Results: Bacteria + Formula group developed classic features of NEC: intestinal inflammation, necrosis, pneumatosis intestinalis, and portal venous gas. Bacteria Only and Formula Only groups displayed normal intestinal histology. Bacteria + Formula group had the greatest increase in mRNA expression of TLR-2, IL-1, TNF-a, and NF-kB (2.1, 31, 3.5 and 1.7 folds respectively), and along with the Bacteria Only group (1.6, 29, 3 and 1.5 folds respectively), was significantly elevated compared to Formula Only. Bacteria + Formula group had decreased TLR-4 mRNA and protein levels vs. other groups. EMSA showed NF-kB binding activity was increased in Bacteria + Formula group.
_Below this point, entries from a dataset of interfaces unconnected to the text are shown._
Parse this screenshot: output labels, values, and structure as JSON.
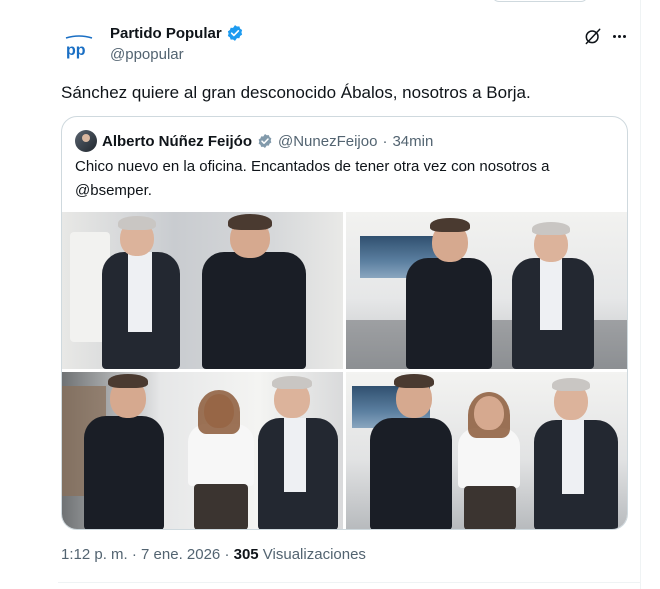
{
  "tweet": {
    "author_name": "Partido Popular",
    "author_handle": "@ppopular",
    "avatar_text": "pp",
    "text": "Sánchez quiere al gran desconocido Ábalos, nosotros a Borja.",
    "timestamp": "1:12 p. m. · 7 ene. 2026 · ",
    "views_count": "305",
    "views_label": " Visualizaciones"
  },
  "quote": {
    "author_name": "Alberto Núñez Feijóo",
    "author_handle": "@NunezFeijoo",
    "separator": "·",
    "time": "34min",
    "text": "Chico nuevo en la oficina. Encantados de tener otra vez con nosotros a @bsemper."
  },
  "icons": {
    "verified": "verified-badge-icon",
    "grok": "grok-icon",
    "more": "more-options-icon"
  },
  "colors": {
    "text_primary": "#0f1419",
    "text_secondary": "#536471",
    "verified_blue": "#1d9bf0",
    "verified_gray": "#829aab",
    "border": "#cfd9de",
    "pp_blue": "#1a6fc4"
  }
}
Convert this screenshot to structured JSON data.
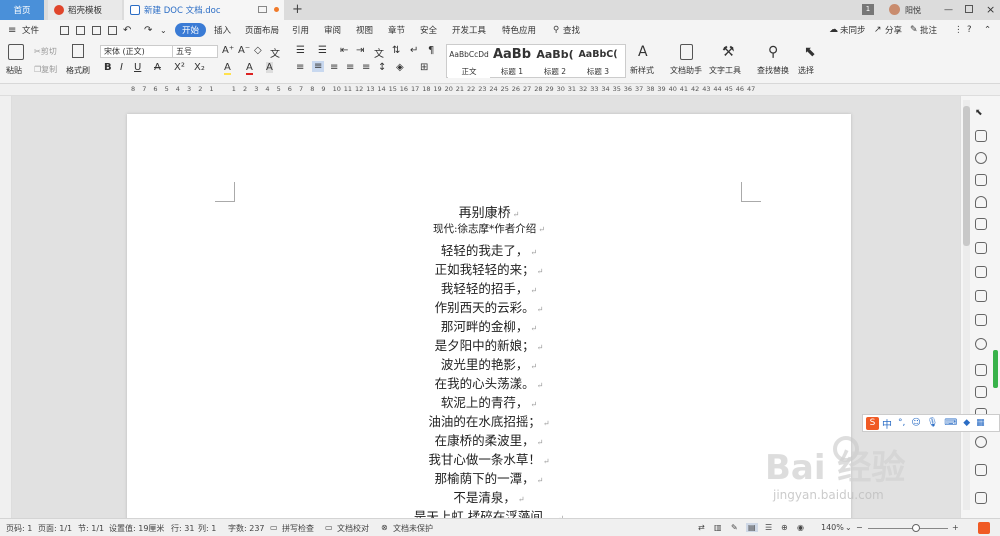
{
  "tabs": {
    "home": "首页",
    "template": "稻壳模板",
    "document": "新建 DOC 文档.doc",
    "add": "+"
  },
  "window": {
    "badge": "1",
    "user": "阳悦"
  },
  "menu": {
    "file": "文件",
    "items": [
      "开始",
      "插入",
      "页面布局",
      "引用",
      "审阅",
      "视图",
      "章节",
      "安全",
      "开发工具",
      "特色应用"
    ],
    "search": "查找",
    "sync": "未同步",
    "share": "分享",
    "comment": "批注"
  },
  "ribbon": {
    "paste": "粘贴",
    "cut": "剪切",
    "copy": "复制",
    "format_painter": "格式刷",
    "font_name": "宋体 (正文)",
    "font_size": "五号",
    "styles": [
      {
        "preview": "AaBbCcDd",
        "label": "正文"
      },
      {
        "preview": "AaBb",
        "label": "标题 1"
      },
      {
        "preview": "AaBb(",
        "label": "标题 2"
      },
      {
        "preview": "AaBbC(",
        "label": "标题 3"
      }
    ],
    "new_style": "新样式",
    "doc_assistant": "文档助手",
    "text_tools": "文字工具",
    "find_replace": "查找替换",
    "select": "选择"
  },
  "ruler": {
    "numbers": [
      "8",
      "7",
      "6",
      "5",
      "4",
      "3",
      "2",
      "1",
      "",
      "1",
      "2",
      "3",
      "4",
      "5",
      "6",
      "7",
      "8",
      "9",
      "10",
      "11",
      "12",
      "13",
      "14",
      "15",
      "16",
      "17",
      "18",
      "19",
      "20",
      "21",
      "22",
      "23",
      "24",
      "25",
      "26",
      "27",
      "28",
      "29",
      "30",
      "31",
      "32",
      "33",
      "34",
      "35",
      "36",
      "37",
      "38",
      "39",
      "40",
      "41",
      "42",
      "43",
      "44",
      "45",
      "46",
      "47"
    ]
  },
  "document": {
    "lines": [
      "再别康桥",
      "现代:徐志摩*作者介绍",
      "轻轻的我走了，",
      "正如我轻轻的来；",
      "我轻轻的招手，",
      "作别西天的云彩。",
      "那河畔的金柳，",
      "是夕阳中的新娘；",
      "波光里的艳影，",
      "在我的心头荡漾。",
      "软泥上的青荇，",
      "油油的在水底招摇；",
      "在康桥的柔波里，",
      "我甘心做一条水草！",
      "那榆荫下的一潭，",
      "不是清泉，",
      "是天上虹  揉碎在浮藻间，"
    ],
    "mark": "↵"
  },
  "ime": {
    "label": "中"
  },
  "watermark": {
    "brand": "Bai  经验",
    "url": "jingyan.baidu.com"
  },
  "status": {
    "page_num": "页码: 1",
    "pages": "页面: 1/1",
    "section": "节: 1/1",
    "position": "设置值: 19厘米",
    "row": "行: 31",
    "col": "列: 1",
    "words": "字数: 237",
    "spell": "拼写检查",
    "proof": "文档校对",
    "protect": "文档未保护",
    "zoom": "140%"
  },
  "colors": {
    "accent": "#3a7bd5",
    "home_tab": "#4a90d9",
    "template_icon": "#e0452b"
  }
}
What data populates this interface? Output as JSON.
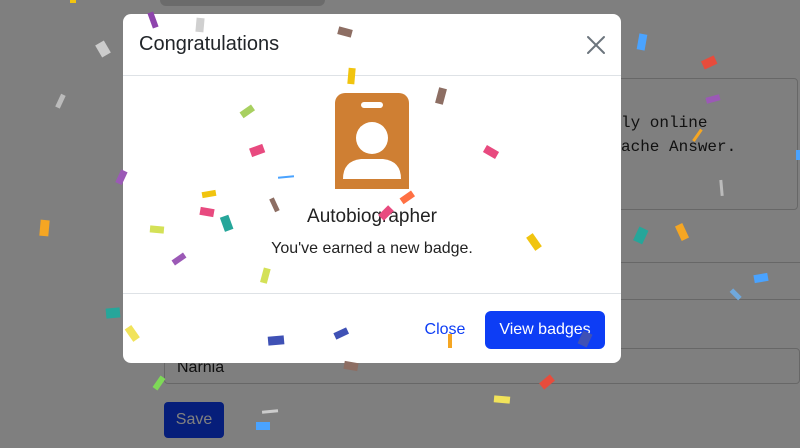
{
  "background": {
    "textarea_lines": [
      "ly online",
      "ache Answer."
    ],
    "location_value": "Narnia",
    "save_label": "Save"
  },
  "modal": {
    "title": "Congratulations",
    "badge": {
      "name": "Autobiographer",
      "message": "You've earned a new badge.",
      "icon": "id-badge-icon",
      "icon_color": "#cf7f33"
    },
    "close_label": "Close",
    "view_badges_label": "View badges"
  },
  "colors": {
    "primary": "#0d3df5",
    "overlay": "rgba(0,0,0,0.5)"
  }
}
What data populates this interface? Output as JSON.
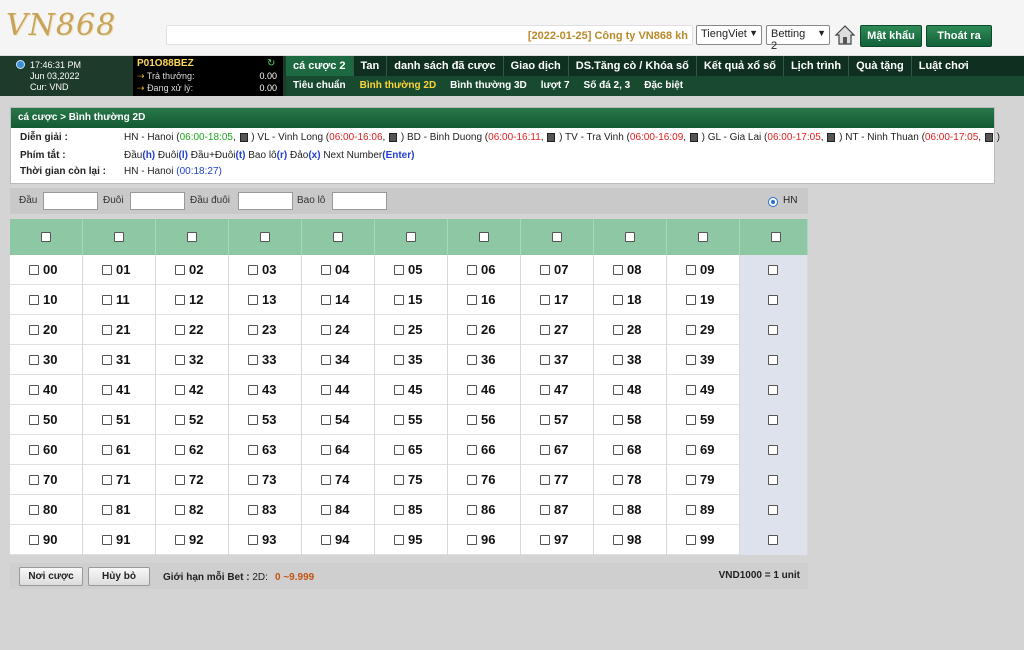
{
  "header": {
    "logo": "VN868",
    "marquee": "[2022-01-25] Công ty VN868 kh",
    "language": "TiengViet",
    "mode": "Betting 2",
    "password_label": "Mật khẩu",
    "logout_label": "Thoát ra"
  },
  "info": {
    "time": "17:46:31 PM",
    "date": "Jun 03,2022",
    "currency": "Cur: VND",
    "user_id": "P01O88BEZ",
    "payout_label": "Trả thưởng:",
    "payout_value": "0.00",
    "pending_label": "Đang xử lý:",
    "pending_value": "0.00"
  },
  "nav": {
    "main": [
      "cá cược 2",
      "Tan",
      "danh sách đã cược",
      "Giao dịch",
      "DS.Tăng cò / Khóa số",
      "Kết quả xổ số",
      "Lịch trình",
      "Quà tặng",
      "Luật chơi"
    ],
    "sub": [
      "Tiêu chuẩn",
      "Bình thường 2D",
      "Bình thường 3D",
      "lượt 7",
      "Số đá 2, 3",
      "Đặc biệt"
    ]
  },
  "panel": {
    "breadcrumb": "cá cược > Bình thường 2D",
    "desc_label": "Diễn giải :",
    "hotkey_label": "Phím tắt :",
    "remaining_label": "Thời gian còn lại :",
    "remaining_region": "HN - Hanoi",
    "remaining_time": "(00:18:27)",
    "regions": [
      {
        "name": "HN - Hanoi",
        "time": "06:00-18:05"
      },
      {
        "name": "VL - Vinh Long",
        "time": "06:00-16:06"
      },
      {
        "name": "BD - Binh Duong",
        "time": "06:00-16:11"
      },
      {
        "name": "TV - Tra Vinh",
        "time": "06:00-16:09"
      },
      {
        "name": "GL - Gia Lai",
        "time": "06:00-17:05"
      },
      {
        "name": "NT - Ninh Thuan",
        "time": "06:00-17:05"
      }
    ],
    "hotkeys": [
      {
        "label": "Đầu",
        "key": "h"
      },
      {
        "label": "Đuôi",
        "key": "l"
      },
      {
        "label": "Đầu+Đuôi",
        "key": "t"
      },
      {
        "label": "Bao lô",
        "key": "r"
      },
      {
        "label": "Đảo",
        "key": "x"
      },
      {
        "label": "Next Number",
        "key": "Enter"
      }
    ]
  },
  "inputs": {
    "dau": "Đầu",
    "duoi": "Đuôi",
    "dau_duoi": "Đầu đuôi",
    "bao_lo": "Bao lô",
    "radio": "HN"
  },
  "grid": {
    "numbers": [
      [
        "00",
        "01",
        "02",
        "03",
        "04",
        "05",
        "06",
        "07",
        "08",
        "09"
      ],
      [
        "10",
        "11",
        "12",
        "13",
        "14",
        "15",
        "16",
        "17",
        "18",
        "19"
      ],
      [
        "20",
        "21",
        "22",
        "23",
        "24",
        "25",
        "26",
        "27",
        "28",
        "29"
      ],
      [
        "30",
        "31",
        "32",
        "33",
        "34",
        "35",
        "36",
        "37",
        "38",
        "39"
      ],
      [
        "40",
        "41",
        "42",
        "43",
        "44",
        "45",
        "46",
        "47",
        "48",
        "49"
      ],
      [
        "50",
        "51",
        "52",
        "53",
        "54",
        "55",
        "56",
        "57",
        "58",
        "59"
      ],
      [
        "60",
        "61",
        "62",
        "63",
        "64",
        "65",
        "66",
        "67",
        "68",
        "69"
      ],
      [
        "70",
        "71",
        "72",
        "73",
        "74",
        "75",
        "76",
        "77",
        "78",
        "79"
      ],
      [
        "80",
        "81",
        "82",
        "83",
        "84",
        "85",
        "86",
        "87",
        "88",
        "89"
      ],
      [
        "90",
        "91",
        "92",
        "93",
        "94",
        "95",
        "96",
        "97",
        "98",
        "99"
      ]
    ]
  },
  "footer": {
    "place_bet": "Nơi cược",
    "cancel": "Hủy bỏ",
    "limit_label": "Giới hạn mỗi Bet :",
    "limit_type": "2D:",
    "limit_value": "0 ~9.999",
    "unit": "VND1000 = 1 unit"
  }
}
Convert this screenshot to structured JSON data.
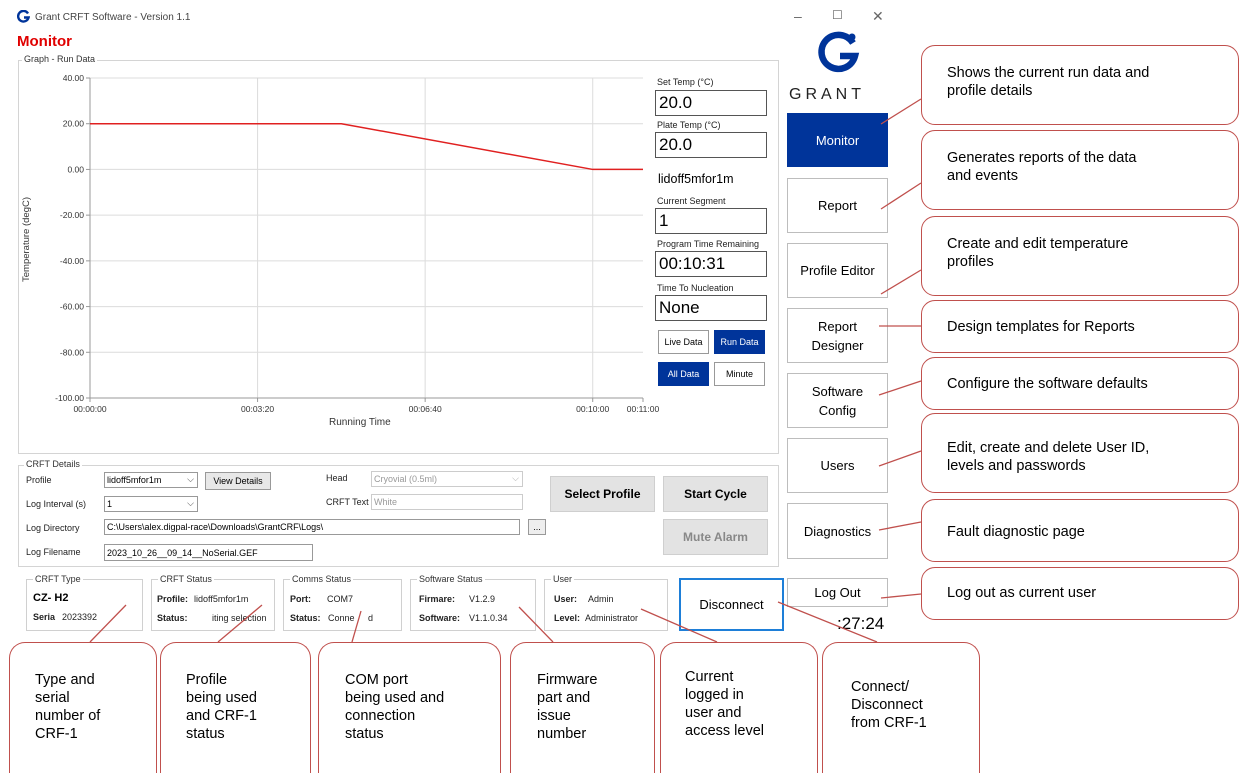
{
  "window": {
    "title": "Grant CRFT Software - Version 1.1",
    "minimize": "–",
    "maximize": "☐",
    "close": "✕"
  },
  "section_title": "Monitor",
  "graph": {
    "group_label": "Graph - Run Data",
    "y_axis_label": "Temperature (degC)",
    "x_axis_label": "Running Time",
    "y_ticks": [
      "40.00",
      "20.00",
      "0.00",
      "-20.00",
      "-40.00",
      "-60.00",
      "-80.00",
      "-100.00"
    ],
    "x_ticks": [
      "00:00:00",
      "00:03:20",
      "00:06:40",
      "00:10:00",
      "00:11:00"
    ]
  },
  "chart_data": {
    "type": "line",
    "xlabel": "Running Time",
    "ylabel": "Temperature (degC)",
    "ylim": [
      -100,
      40
    ],
    "xlim": [
      "00:00:00",
      "00:11:00"
    ],
    "grid": true,
    "series": [
      {
        "color": "#e02020",
        "x": [
          "00:00:00",
          "00:05:00",
          "00:10:00",
          "00:11:00"
        ],
        "y": [
          20,
          20,
          0,
          0
        ]
      }
    ]
  },
  "readouts": {
    "set_temp_label": "Set Temp (°C)",
    "set_temp": "20.0",
    "plate_temp_label": "Plate Temp (°C)",
    "plate_temp": "20.0",
    "profile_name": "lidoff5mfor1m",
    "segment_label": "Current Segment",
    "segment": "1",
    "time_remaining_label": "Program Time Remaining",
    "time_remaining": "00:10:31",
    "nucleation_label": "Time To Nucleation",
    "nucleation": "None",
    "live_data": "Live Data",
    "run_data": "Run Data",
    "all_data": "All Data",
    "minute": "Minute"
  },
  "crft_details": {
    "group_label": "CRFT Details",
    "profile_label": "Profile",
    "profile_value": "lidoff5mfor1m",
    "view_details": "View Details",
    "head_label": "Head",
    "head_value": "Cryovial (0.5ml)",
    "log_interval_label": "Log Interval (s)",
    "log_interval_value": "1",
    "crft_text_label": "CRFT Text",
    "crft_text_placeholder": "White",
    "log_dir_label": "Log Directory",
    "log_dir_value": "C:\\Users\\alex.digpal-race\\Downloads\\GrantCRF\\Logs\\",
    "browse": "...",
    "log_filename_label": "Log Filename",
    "log_filename_value": "2023_10_26__09_14__NoSerial.GEF",
    "select_profile": "Select Profile",
    "start_cycle": "Start Cycle",
    "mute_alarm": "Mute Alarm"
  },
  "status": {
    "type_title": "CRFT Type",
    "type_value": "CZ- H2",
    "serial_label": "Seria",
    "serial_value": "2023392",
    "crft_status_title": "CRFT Status",
    "profile_key": "Profile:",
    "profile_val": "lidoff5mfor1m",
    "status_key": "Status:",
    "status_val": "iting selection",
    "comms_title": "Comms Status",
    "port_key": "Port:",
    "port_val": "COM7",
    "comms_status_key": "Status:",
    "comms_status_val": "Conne",
    "comms_status_tail": "d",
    "software_title": "Software Status",
    "firmware_key": "Firmare:",
    "firmware_val": "V1.2.9",
    "software_key": "Software:",
    "software_val": "V1.1.0.34",
    "user_title": "User",
    "user_key": "User:",
    "user_val": "Admin",
    "level_key": "Level:",
    "level_val": "Administrator",
    "disconnect": "Disconnect",
    "clock": ":27:24"
  },
  "sidebar": {
    "logo_text": "GRANT",
    "items": [
      {
        "line1": "Monitor",
        "line2": ""
      },
      {
        "line1": "Report",
        "line2": ""
      },
      {
        "line1": "Profile Editor",
        "line2": ""
      },
      {
        "line1": "Report",
        "line2": "Designer"
      },
      {
        "line1": "Software",
        "line2": "Config"
      },
      {
        "line1": "Users",
        "line2": ""
      },
      {
        "line1": "Diagnostics",
        "line2": ""
      },
      {
        "line1": "Log Out",
        "line2": ""
      }
    ]
  },
  "callouts": {
    "right": [
      {
        "l1": "Shows the current run data and",
        "l2": "profile details"
      },
      {
        "l1": "Generates reports of the data",
        "l2": "and events"
      },
      {
        "l1": "Create and edit temperature",
        "l2": "profiles"
      },
      {
        "l1": "Design templates for Reports",
        "l2": ""
      },
      {
        "l1": "Configure the software defaults",
        "l2": ""
      },
      {
        "l1": "Edit, create and delete User ID,",
        "l2": "levels and passwords"
      },
      {
        "l1": "Fault diagnostic page",
        "l2": ""
      },
      {
        "l1": "Log out as current user",
        "l2": ""
      }
    ],
    "bottom": [
      {
        "lines": [
          "Type and",
          "serial",
          "number of",
          "CRF-1"
        ]
      },
      {
        "lines": [
          "Profile",
          "being used",
          "and CRF-1",
          "status"
        ]
      },
      {
        "lines": [
          "COM port",
          "being used and",
          "connection",
          "status"
        ]
      },
      {
        "lines": [
          "Firmware",
          "part and",
          "issue",
          "number"
        ]
      },
      {
        "lines": [
          "Current",
          "logged in",
          "user and",
          "access level"
        ]
      },
      {
        "lines": [
          "Connect/",
          "Disconnect",
          "from CRF-1"
        ]
      }
    ]
  },
  "colors": {
    "accent": "#00349a",
    "monitor_title": "#e00000",
    "series": "#e02020",
    "callout_border": "#c0504d"
  }
}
NF-kB protein (p 65 subunit) was increased in the Bacteria + Formula and Bacteria Only (1.9 and 1.67 folds) vs. Formula Only groups.

Conclusions: Confirming our hypothesis, this novel animal model of NEC produced the clinical, gross pathologic and histological NEC phenotype in the Bacteria + Formula group and not in animals fed bacteria or formula alone. The mRNA expression of TLR-2 and NF-kB were equivalently elevated in Bacteria + Formula and Bacteria Only vs. Formula Only group, suggesting innate immune signaling alone is insufficient for development of NEC. IL-1b was significantly elevated in Bacteria + Formula vs. other groups corroborating gross and histological findings. These results represent a novel, clinically relevant porcine model to assist in elucidating the alternations in the innate immune system in NEC pathogenesis.